Enterprises are struggling to make the most out of their internet of things (IoT) deployments despite it being “transformational technology”, a new report has claimed.
According to analyst firm Gartner, enterprise adoption of IoT has become stuck in a “trough of disillusionment” as interest wanes post initial deployments.
“IoT is in the trough because we see that many companies are implementing the technology, but they struggle to define the best opportunities for using its measurement and tracking capabilities,” explained Mike Burkett, vice president distinguished analyst with the Gartner supply chain practice.
According to Gartner’s 2019 Digital Business Impact on the Supply Chain Survey, 59 per cent of respondents had partially or fully deployed IoT across the entire organisation.
Another 22 per cent were piloting and 15 per cent had not invested yet, but planned to do so in the next two years.
Although Burkett said Gartner had marked IoT as a “transformational technology” because it has the potential to “impact many areas of the supply chain in a broad and profound way”.
He added that most current IoT use cases are in manufacturing, but argues it has potential to help customer experience in the services sector.
“More mature organisations will also be able to create information-based products such as providing visibility and analytics for better asset usage,” he said.
According to a recent report by PwC, Australia’s IoT industry hit almost $19 billion in 2018 and is expected to grow to $30 billion by 2023.
This month, the Federal Government has released a voluntary Code of Practice for IoT, aimed at improving the security of these types of devices for Australian consumers, to which more than 4,000 organisations contributed.
Now, in order to make the most out of any initial IoT deployments, Gartner advises identifying the correct supply chain processes that can benefit from the technology.

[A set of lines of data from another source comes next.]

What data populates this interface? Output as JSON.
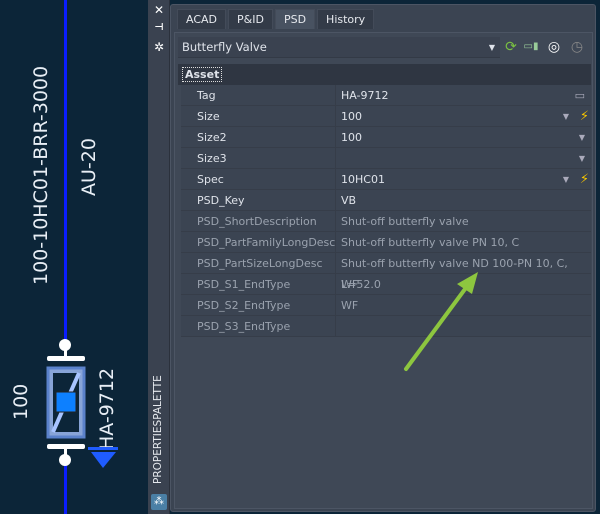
{
  "canvas": {
    "line_label": "100-10HC01-BRR-3000",
    "area_label": "AU-20",
    "size_label": "100",
    "tag_label": "HA-9712"
  },
  "side_strip": {
    "title": "PROPERTIESPALETTE",
    "icons": [
      "close-icon",
      "pin-icon",
      "settings-icon",
      "app-icon"
    ]
  },
  "tabs": [
    {
      "label": "ACAD"
    },
    {
      "label": "P&ID"
    },
    {
      "label": "PSD",
      "active": true
    },
    {
      "label": "History"
    }
  ],
  "class_dropdown": {
    "value": "Butterfly Valve"
  },
  "toolbar_icons": [
    "refresh-icon",
    "assign-tag-icon",
    "compare-icon",
    "history-icon"
  ],
  "section": {
    "title": "Asset"
  },
  "properties": [
    {
      "label": "Tag",
      "value": "HA-9712",
      "control": "button"
    },
    {
      "label": "Size",
      "value": "100",
      "control": "dropdown-bolt"
    },
    {
      "label": "Size2",
      "value": "100",
      "control": "dropdown"
    },
    {
      "label": "Size3",
      "value": "",
      "control": "dropdown"
    },
    {
      "label": "Spec",
      "value": "10HC01",
      "control": "dropdown-bolt"
    },
    {
      "label": "PSD_Key",
      "value": "VB"
    },
    {
      "label": "PSD_ShortDescription",
      "value": "Shut-off butterfly valve",
      "readonly": true
    },
    {
      "label": "PSD_PartFamilyLongDesc",
      "value": "Shut-off butterfly valve PN 10, C",
      "readonly": true
    },
    {
      "label": "PSD_PartSizeLongDesc",
      "value": "Shut-off butterfly valve ND 100-PN 10, C, L=52.0",
      "readonly": true
    },
    {
      "label": "PSD_S1_EndType",
      "value": "WF",
      "readonly": true
    },
    {
      "label": "PSD_S2_EndType",
      "value": "WF",
      "readonly": true
    },
    {
      "label": "PSD_S3_EndType",
      "value": "",
      "readonly": true
    }
  ],
  "colors": {
    "accent_arrow": "#8dc63f",
    "pipe": "#0a1dff",
    "bolt": "#f5c400"
  }
}
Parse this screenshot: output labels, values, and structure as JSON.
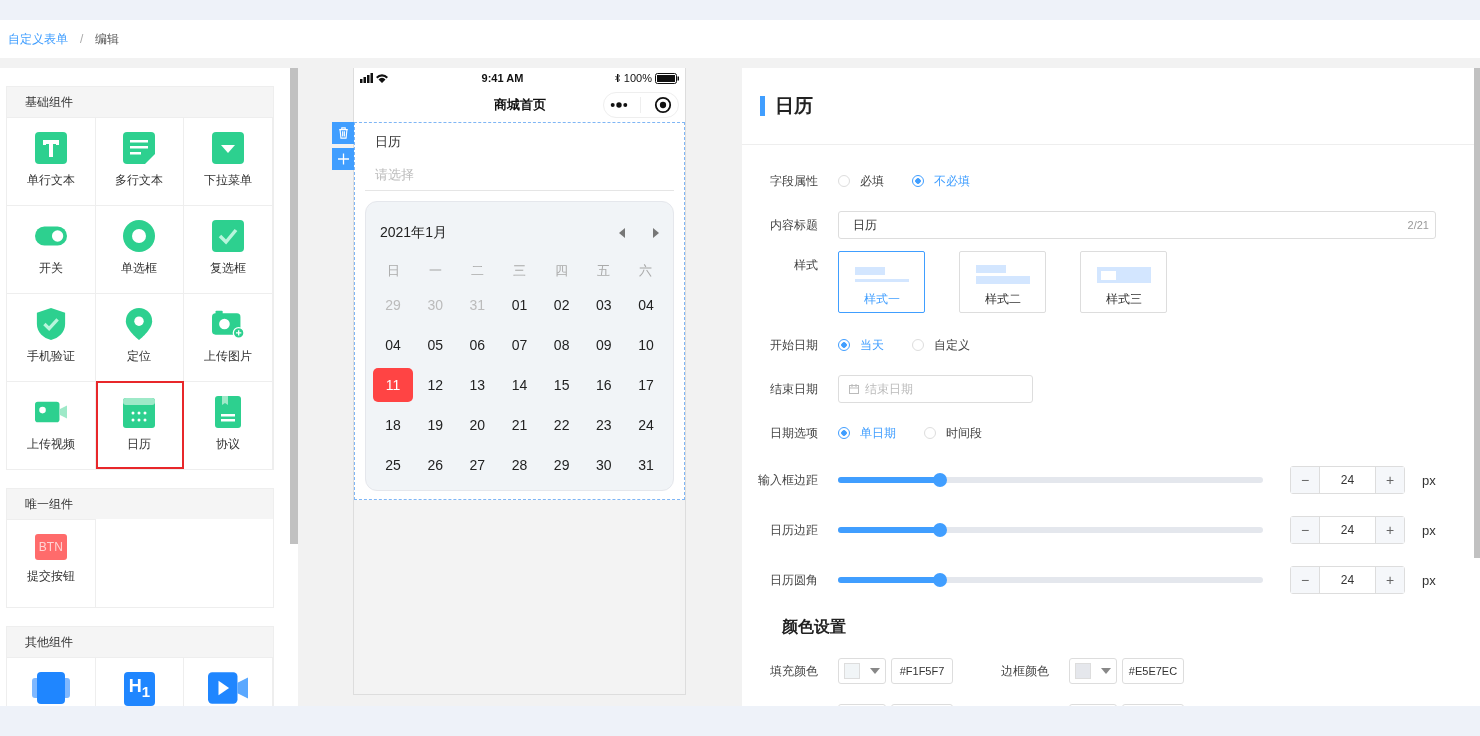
{
  "breadcrumb": {
    "separator": "/",
    "items": [
      {
        "label": "自定义表单",
        "current": false
      },
      {
        "label": "编辑",
        "current": true
      }
    ]
  },
  "palette": [
    {
      "title": "基础组件",
      "items": [
        {
          "label": "单行文本",
          "selected": false
        },
        {
          "label": "多行文本",
          "selected": false
        },
        {
          "label": "下拉菜单",
          "selected": false
        },
        {
          "label": "开关",
          "selected": false
        },
        {
          "label": "单选框",
          "selected": false
        },
        {
          "label": "复选框",
          "selected": false
        },
        {
          "label": "手机验证",
          "selected": false
        },
        {
          "label": "定位",
          "selected": false
        },
        {
          "label": "上传图片",
          "selected": false
        },
        {
          "label": "上传视频",
          "selected": false
        },
        {
          "label": "日历",
          "selected": true
        },
        {
          "label": "协议",
          "selected": false
        }
      ]
    },
    {
      "title": "唯一组件",
      "items": [
        {
          "label": "提交按钮",
          "icon_text": "BTN",
          "selected": false
        }
      ]
    },
    {
      "title": "其他组件",
      "items": [
        {
          "selected": false
        },
        {
          "icon_text": "H$_{1}$",
          "selected": false
        },
        {
          "selected": false
        }
      ]
    }
  ],
  "phone": {
    "time": "9:41 AM",
    "battery": "100%",
    "nav_title": "商城首页",
    "field_label": "日历",
    "placeholder": "请选择",
    "calendar": {
      "month": "2021年1月",
      "weekdays": [
        "日",
        "一",
        "二",
        "三",
        "四",
        "五",
        "六"
      ],
      "days": [
        {
          "day": "29",
          "muted": true,
          "selected": false
        },
        {
          "day": "30",
          "muted": true,
          "selected": false
        },
        {
          "day": "31",
          "muted": true,
          "selected": false
        },
        {
          "day": "01",
          "muted": false,
          "selected": false
        },
        {
          "day": "02",
          "muted": false,
          "selected": false
        },
        {
          "day": "03",
          "muted": false,
          "selected": false
        },
        {
          "day": "04",
          "muted": false,
          "selected": false
        },
        {
          "day": "04",
          "muted": false,
          "selected": false
        },
        {
          "day": "05",
          "muted": false,
          "selected": false
        },
        {
          "day": "06",
          "muted": false,
          "selected": false
        },
        {
          "day": "07",
          "muted": false,
          "selected": false
        },
        {
          "day": "08",
          "muted": false,
          "selected": false
        },
        {
          "day": "09",
          "muted": false,
          "selected": false
        },
        {
          "day": "10",
          "muted": false,
          "selected": false
        },
        {
          "day": "11",
          "muted": false,
          "selected": true
        },
        {
          "day": "12",
          "muted": false,
          "selected": false
        },
        {
          "day": "13",
          "muted": false,
          "selected": false
        },
        {
          "day": "14",
          "muted": false,
          "selected": false
        },
        {
          "day": "15",
          "muted": false,
          "selected": false
        },
        {
          "day": "16",
          "muted": false,
          "selected": false
        },
        {
          "day": "17",
          "muted": false,
          "selected": false
        },
        {
          "day": "18",
          "muted": false,
          "selected": false
        },
        {
          "day": "19",
          "muted": false,
          "selected": false
        },
        {
          "day": "20",
          "muted": false,
          "selected": false
        },
        {
          "day": "21",
          "muted": false,
          "selected": false
        },
        {
          "day": "22",
          "muted": false,
          "selected": false
        },
        {
          "day": "23",
          "muted": false,
          "selected": false
        },
        {
          "day": "24",
          "muted": false,
          "selected": false
        },
        {
          "day": "25",
          "muted": false,
          "selected": false
        },
        {
          "day": "26",
          "muted": false,
          "selected": false
        },
        {
          "day": "27",
          "muted": false,
          "selected": false
        },
        {
          "day": "28",
          "muted": false,
          "selected": false
        },
        {
          "day": "29",
          "muted": false,
          "selected": false
        },
        {
          "day": "30",
          "muted": false,
          "selected": false
        },
        {
          "day": "31",
          "muted": false,
          "selected": false
        }
      ]
    }
  },
  "settings": {
    "title": "日历",
    "rows": [
      {
        "kind": "radio",
        "label": "字段属性",
        "options": [
          {
            "label": "必填",
            "selected": false
          },
          {
            "label": "不必填",
            "selected": true
          }
        ]
      },
      {
        "kind": "text",
        "label": "内容标题",
        "value": "日历",
        "counter": "2/21"
      },
      {
        "kind": "styles",
        "label": "样式",
        "options": [
          {
            "label": "样式一",
            "selected": true
          },
          {
            "label": "样式二",
            "selected": false
          },
          {
            "label": "样式三",
            "selected": false
          }
        ]
      },
      {
        "kind": "radio",
        "label": "开始日期",
        "options": [
          {
            "label": "当天",
            "selected": true
          },
          {
            "label": "自定义",
            "selected": false
          }
        ]
      },
      {
        "kind": "date",
        "label": "结束日期",
        "placeholder": "结束日期"
      },
      {
        "kind": "radio",
        "label": "日期选项",
        "options": [
          {
            "label": "单日期",
            "selected": true
          },
          {
            "label": "时间段",
            "selected": false
          }
        ]
      },
      {
        "kind": "slider",
        "label": "输入框边距",
        "level": 0.24,
        "value": "24",
        "minus": "−",
        "plus": "+",
        "unit": "px"
      },
      {
        "kind": "slider",
        "label": "日历边距",
        "level": 0.24,
        "value": "24",
        "minus": "−",
        "plus": "+",
        "unit": "px"
      },
      {
        "kind": "slider",
        "label": "日历圆角",
        "level": 0.24,
        "value": "24",
        "minus": "−",
        "plus": "+",
        "unit": "px"
      }
    ],
    "color_title": "颜色设置",
    "colors": [
      {
        "label": "填充颜色",
        "value": "#F1F5F7",
        "color": "#f1f5f7"
      },
      {
        "label": "边框颜色",
        "value": "#E5E7EC",
        "color": "#e5e7ec"
      }
    ]
  }
}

“In some cases, processes will have to be redesigned to accommodate IoT capabilities. If the subject matter expert is an external provider, supply chain leaders should always check how they might use – and possibly monetise – captured data,” Burkett added.